• [EXTRACTED RECORDS]:
******************************

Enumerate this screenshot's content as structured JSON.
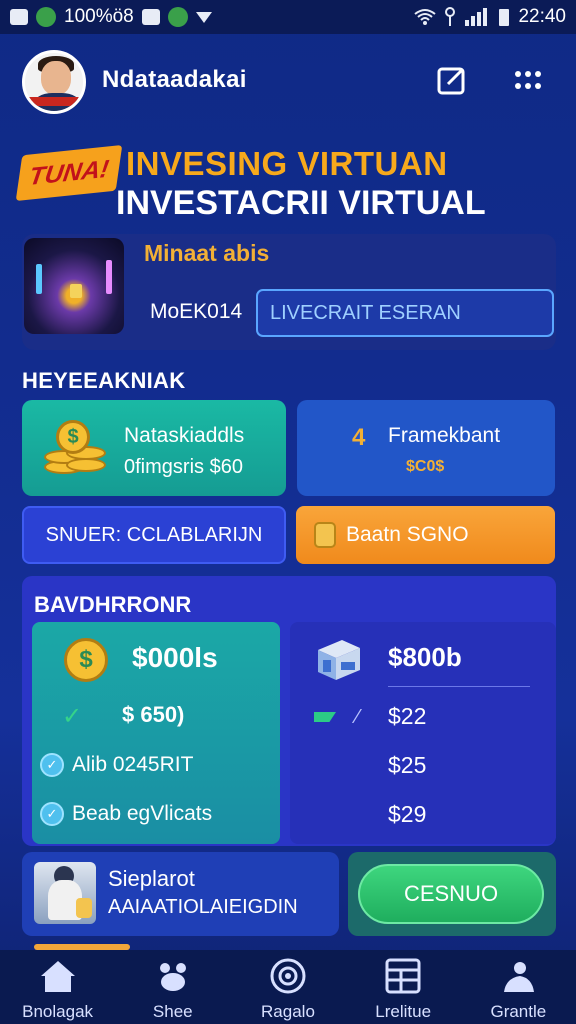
{
  "status_bar": {
    "left_text": "100%ö8",
    "time": "22:40"
  },
  "header": {
    "username": "Ndataadakai"
  },
  "title": {
    "badge": "TUNA!",
    "line1": "INVESING VIRTUAN",
    "line2": "INVESTACRII VIRTUAL"
  },
  "hero": {
    "subtitle": "Minaat abis",
    "code": "MoEK014",
    "input_value": "LIVECRAIT ESERAN"
  },
  "section_label": "HEYEEAKNIAK",
  "tiles": {
    "green": {
      "line1": "Nataskiaddls",
      "line2": "0fimgsris $60"
    },
    "blue": {
      "icon_text": "4",
      "line1": "Framekbant",
      "line2": "$C0$"
    }
  },
  "buttons": {
    "blue": "SNUER: CCLABLARIJN",
    "orange": "Baatn SGNO"
  },
  "balance": {
    "title": "BAVDHRRONR",
    "main_amount": "$000ls",
    "sub_amount": "$ 650)",
    "item1": "Alib 0245RIT",
    "item2": "Beab egVlicats",
    "right_amount": "$800b",
    "right_values": [
      "$22",
      "$25",
      "$29"
    ]
  },
  "promo": {
    "line1": "Sieplarot",
    "line2": "AAIAATIOLAIEIGDIN"
  },
  "cta": "CESNUO",
  "nav": [
    {
      "label": "Bnolagak",
      "icon": "home-icon"
    },
    {
      "label": "Shee",
      "icon": "paw-icon"
    },
    {
      "label": "Ragalo",
      "icon": "target-icon"
    },
    {
      "label": "Lrelitue",
      "icon": "grid-icon"
    },
    {
      "label": "Grantle",
      "icon": "person-icon"
    }
  ],
  "colors": {
    "accent_orange": "#f7a91c",
    "green": "#1ab9a4",
    "panel_blue": "#2a35c6",
    "cta_green": "#1fae5e"
  }
}
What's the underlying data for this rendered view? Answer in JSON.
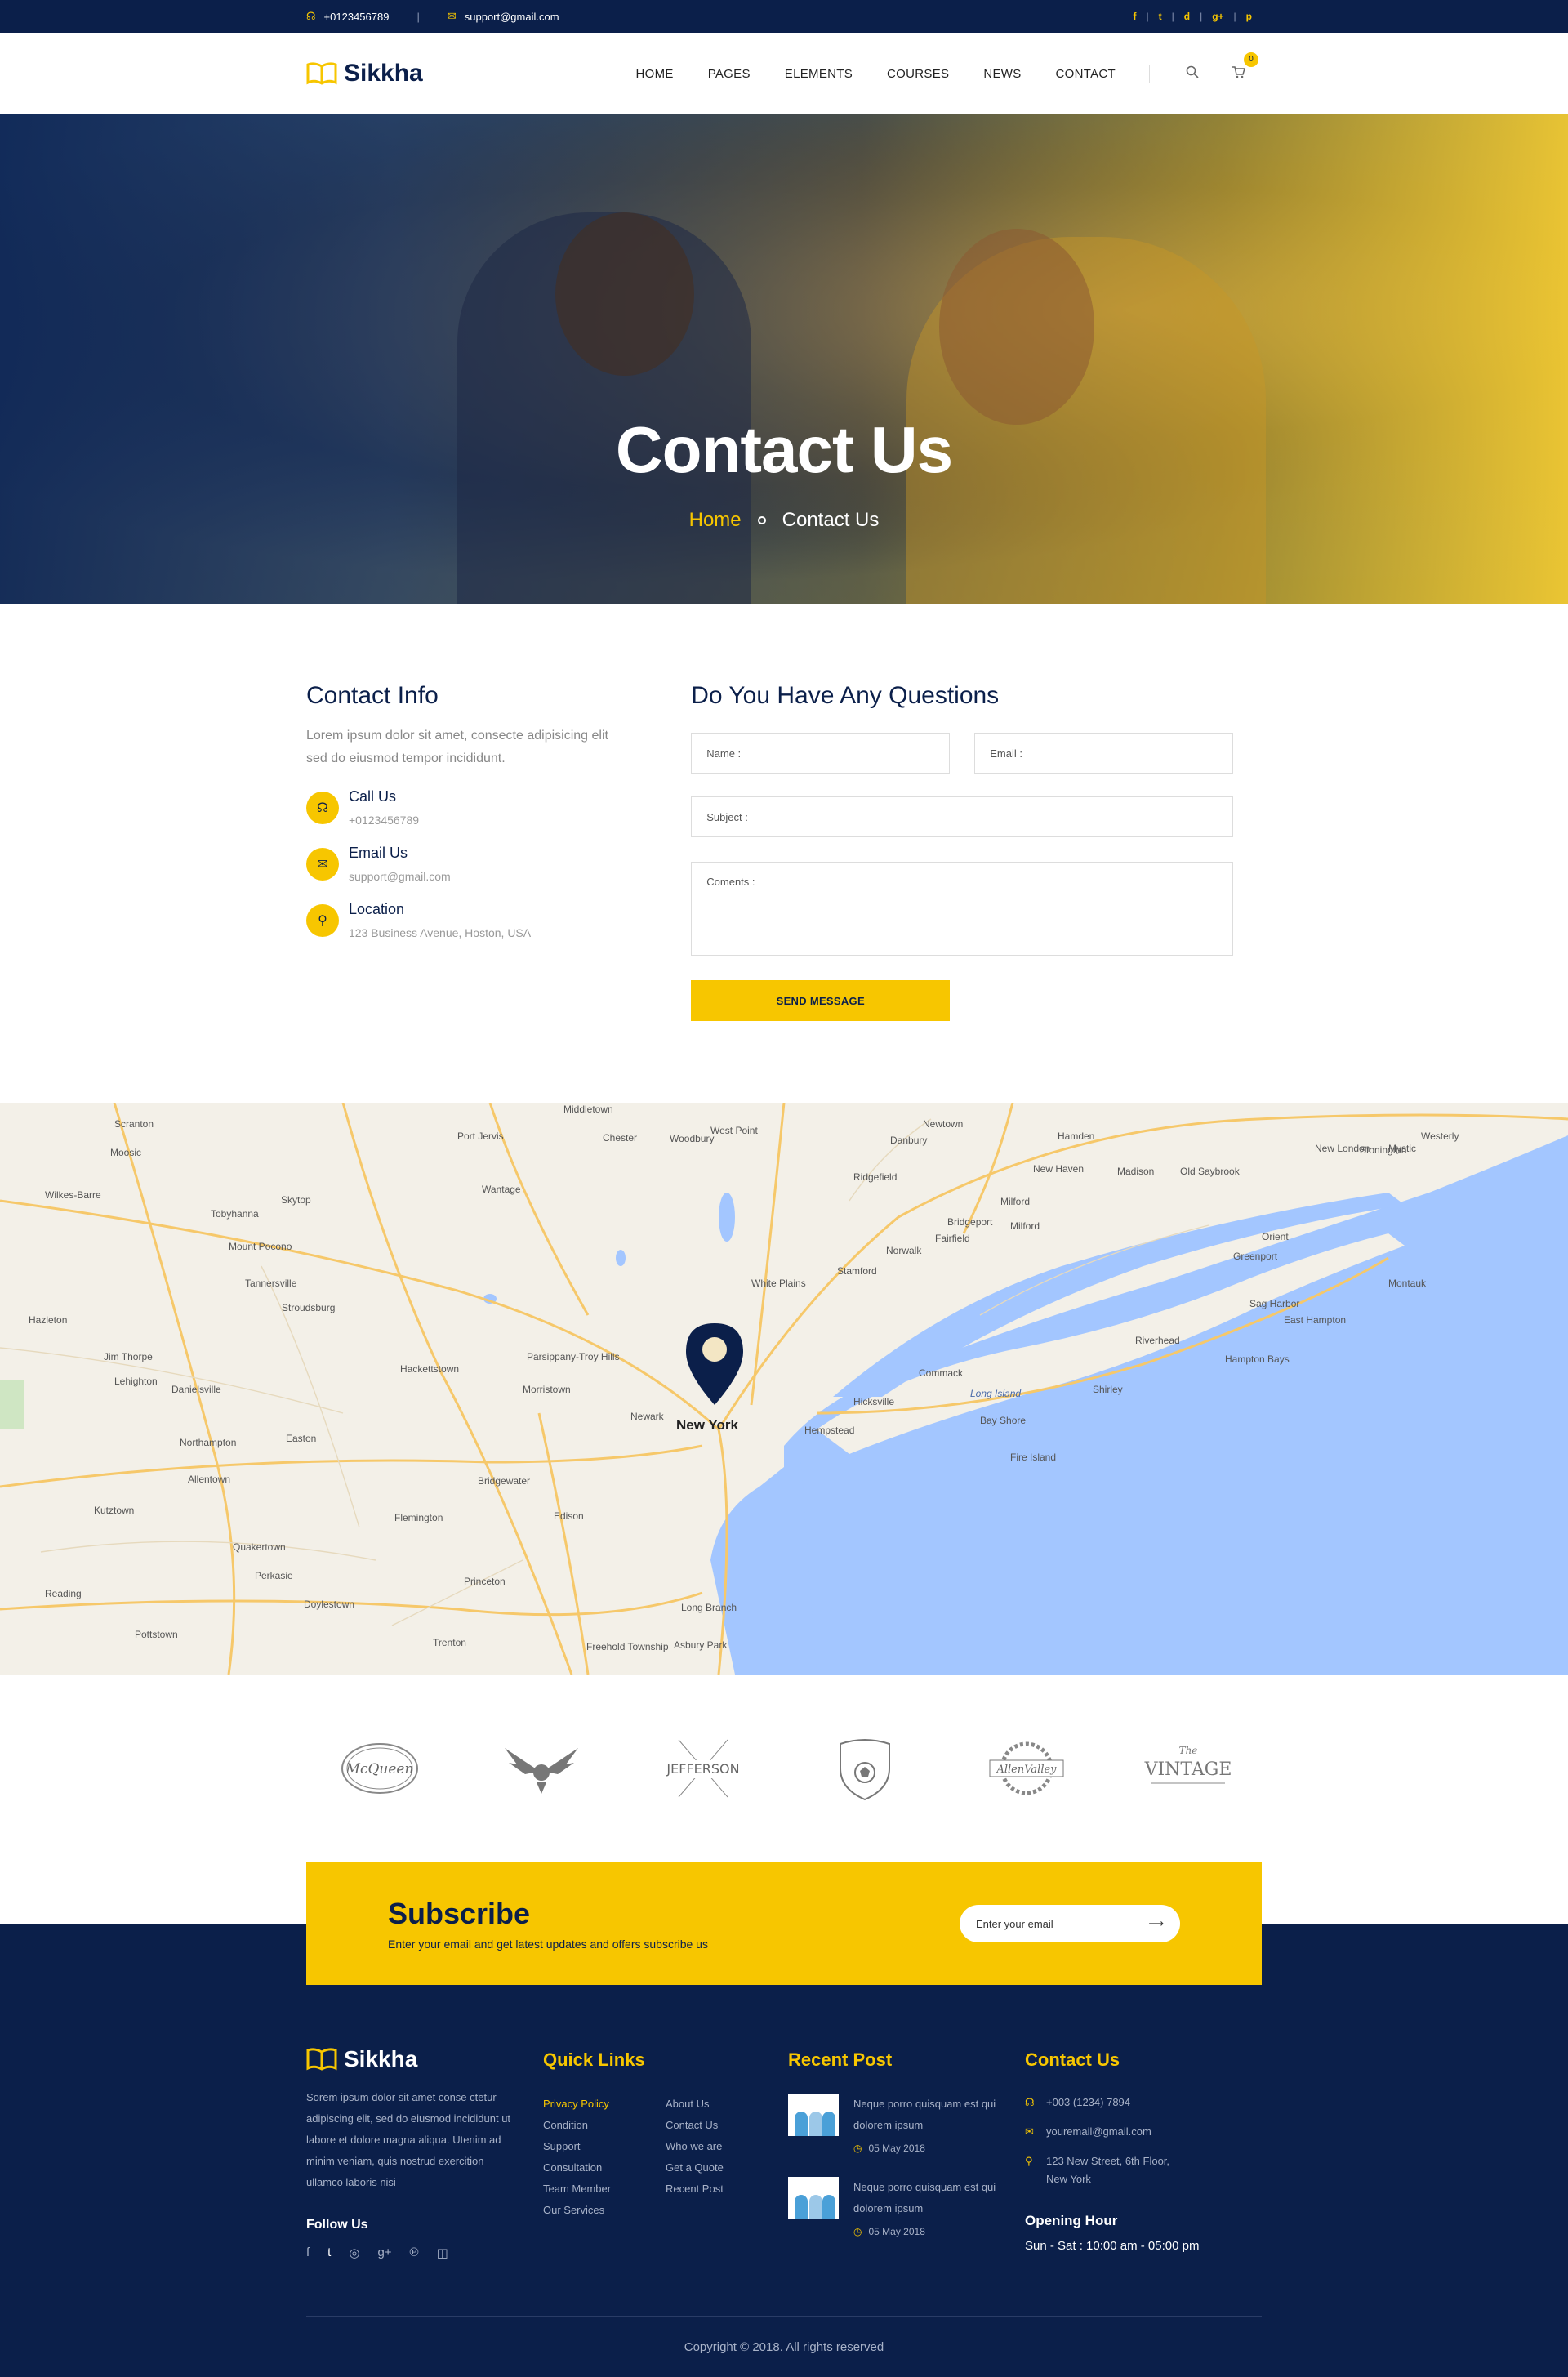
{
  "topbar": {
    "phone": "+0123456789",
    "email": "support@gmail.com",
    "socials": [
      "f",
      "t",
      "d",
      "g+",
      "p"
    ]
  },
  "header": {
    "logo": "Sikkha",
    "nav": [
      "HOME",
      "PAGES",
      "ELEMENTS",
      "COURSES",
      "NEWS",
      "CONTACT"
    ],
    "cart_count": "0"
  },
  "hero": {
    "title": "Contact Us",
    "crumb_home": "Home",
    "crumb_current": "Contact Us"
  },
  "contact_info": {
    "title": "Contact Info",
    "lead": "Lorem ipsum dolor sit amet, consecte adipisicing elit sed do eiusmod tempor incididunt.",
    "items": [
      {
        "label": "Call Us",
        "value": "+0123456789"
      },
      {
        "label": "Email Us",
        "value": "support@gmail.com"
      },
      {
        "label": "Location",
        "value": "123 Business Avenue, Hoston, USA"
      }
    ]
  },
  "form": {
    "title": "Do You Have Any Questions",
    "name": "Name :",
    "email": "Email :",
    "subject": "Subject :",
    "comments": "Coments :",
    "send": "SEND MESSAGE"
  },
  "map": {
    "labels": [
      "Scranton",
      "Port Jervis",
      "Middletown",
      "West Point",
      "Danbury",
      "Newtown",
      "Hamden",
      "New Haven",
      "New London",
      "Westerly",
      "Stamford",
      "Bridgeport",
      "Milford",
      "Norwalk",
      "Fairfield",
      "White Plains",
      "New York",
      "Newark",
      "Hempstead",
      "Long Island",
      "Hicksville",
      "Commack",
      "Riverhead",
      "Montauk",
      "Allentown",
      "Easton",
      "Stroudsburg",
      "Morristown",
      "Edison",
      "Princeton",
      "Trenton",
      "Freehold Township",
      "Asbury Park",
      "Long Branch",
      "Reading",
      "Pottstown",
      "Doylestown",
      "Flemington",
      "Bridgewater",
      "Hackettstown",
      "Wilkes-Barre",
      "Hazleton",
      "Greenport",
      "Sag Harbor",
      "East Hampton",
      "Shirley",
      "Bay Shore",
      "Fire Island",
      "Orient",
      "Mount Pocono",
      "Tannersville",
      "Danielsville",
      "Lehighton",
      "Kutztown",
      "Quakertown",
      "Perkasie",
      "Mystic",
      "Old Saybrook",
      "Madison",
      "Stonington",
      "Ridgefield",
      "Woodbury",
      "Chester",
      "Milford",
      "Skytop",
      "Parsippany-Troy Hills",
      "Tobyhanna",
      "Moosic",
      "Northampton",
      "Jim Thorpe",
      "Wantage",
      "Hampton Bays"
    ]
  },
  "subscribe": {
    "title": "Subscribe",
    "text": "Enter  your email and get latest updates and offers subscribe us",
    "placeholder": "Enter your email"
  },
  "footer": {
    "logo": "Sikkha",
    "desc": "Sorem ipsum dolor sit amet conse ctetur adipiscing elit, sed do eiusmod incididunt ut labore et dolore magna aliqua. Utenim ad minim veniam, quis nostrud exercition ullamco laboris nisi",
    "follow": "Follow Us",
    "quick_title": "Quick Links",
    "links_a": [
      "Privacy Policy",
      "Condition",
      "Support",
      "Consultation",
      "Team Member",
      "Our Services"
    ],
    "links_b": [
      "About Us",
      "Contact Us",
      "Who we are",
      "Get a Quote",
      "Recent Post"
    ],
    "recent_title": "Recent Post",
    "posts": [
      {
        "text": "Neque porro quisquam est qui dolorem ipsum",
        "date": "05 May 2018"
      },
      {
        "text": "Neque porro quisquam est qui dolorem ipsum",
        "date": "05 May 2018"
      }
    ],
    "contact_title": "Contact Us",
    "phone": "+003 (1234) 7894",
    "email": "youremail@gmail.com",
    "address": "123 New Street, 6th Floor, New York",
    "hours_title": "Opening Hour",
    "hours": "Sun - Sat : 10:00 am - 05:00 pm",
    "copyright": "Copyright © 2018. All rights reserved"
  }
}
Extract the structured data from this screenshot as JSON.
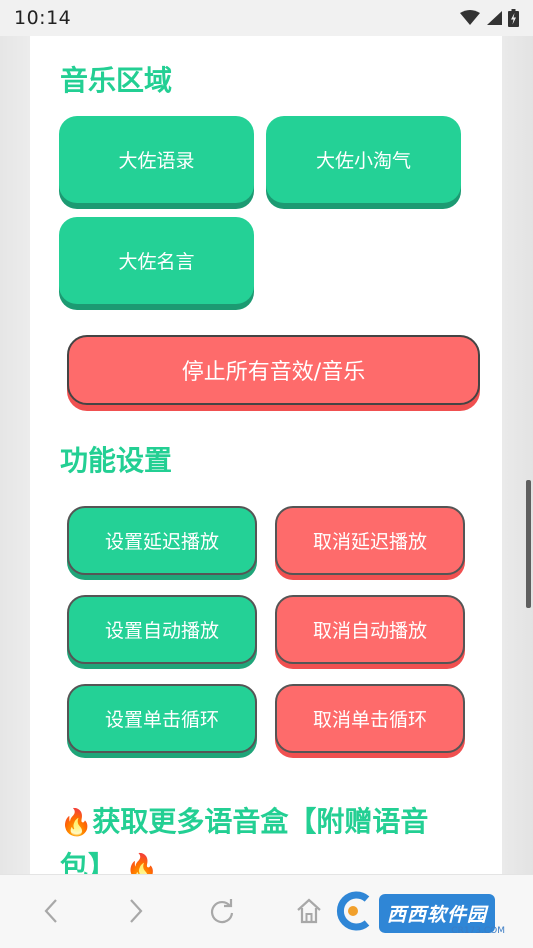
{
  "status_bar": {
    "time": "10:14"
  },
  "music_section": {
    "title": "音乐区域",
    "buttons": [
      {
        "label": "大佐语录"
      },
      {
        "label": "大佐小淘气"
      },
      {
        "label": "大佐名言"
      }
    ],
    "stop_all_label": "停止所有音效/音乐"
  },
  "settings_section": {
    "title": "功能设置",
    "rows": [
      {
        "set_label": "设置延迟播放",
        "cancel_label": "取消延迟播放"
      },
      {
        "set_label": "设置自动播放",
        "cancel_label": "取消自动播放"
      },
      {
        "set_label": "设置单击循环",
        "cancel_label": "取消单击循环"
      }
    ]
  },
  "footer": {
    "emoji_left": "🔥",
    "text": "获取更多语音盒【附赠语音包】",
    "emoji_right": "🔥"
  },
  "watermark": {
    "logo_text": "西西软件园",
    "site": "CR173.COM"
  },
  "colors": {
    "accent_green": "#24d196",
    "accent_red": "#fe6b6b",
    "title_green": "#23cf93"
  }
}
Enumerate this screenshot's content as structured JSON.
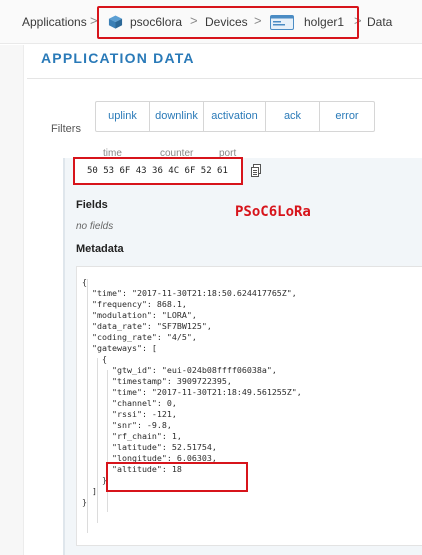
{
  "breadcrumb": {
    "items": [
      "Applications",
      "psoc6lora",
      "Devices",
      "holger1",
      "Data"
    ],
    "separator": ">"
  },
  "page": {
    "title": "APPLICATION DATA"
  },
  "filters": {
    "label": "Filters",
    "buttons": [
      "uplink",
      "downlink",
      "activation",
      "ack",
      "error"
    ]
  },
  "table_headers": [
    "time",
    "counter",
    "port"
  ],
  "payload": {
    "hex": "50 53 6F 43 36 4C 6F 52 61"
  },
  "annotation": "PSoC6LoRa",
  "fields": {
    "heading": "Fields",
    "empty_text": "no fields"
  },
  "metadata": {
    "heading": "Metadata",
    "lines": [
      "{",
      "  \"time\": \"2017-11-30T21:18:50.624417765Z\",",
      "  \"frequency\": 868.1,",
      "  \"modulation\": \"LORA\",",
      "  \"data_rate\": \"SF7BW125\",",
      "  \"coding_rate\": \"4/5\",",
      "  \"gateways\": [",
      "    {",
      "      \"gtw_id\": \"eui-024b08ffff06038a\",",
      "      \"timestamp\": 3909722395,",
      "      \"time\": \"2017-11-30T21:18:49.561255Z\",",
      "      \"channel\": 0,",
      "      \"rssi\": -121,",
      "      \"snr\": -9.8,",
      "      \"rf_chain\": 1,",
      "      \"latitude\": 52.51754,",
      "      \"longitude\": 6.06303,",
      "      \"altitude\": 18",
      "    }",
      "  ]",
      "}"
    ]
  },
  "colors": {
    "accent": "#2a7ab8",
    "highlight": "#d7141b",
    "card_bg": "#f2f6f9"
  },
  "icons": [
    "application-cube-icon",
    "device-icon",
    "copy-icon"
  ]
}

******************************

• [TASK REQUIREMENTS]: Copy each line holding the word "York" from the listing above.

• [SOLUTION FOR THIS PROBLEM]:
      "New York",
    "address": "123 New Street, 6th Floor, New York",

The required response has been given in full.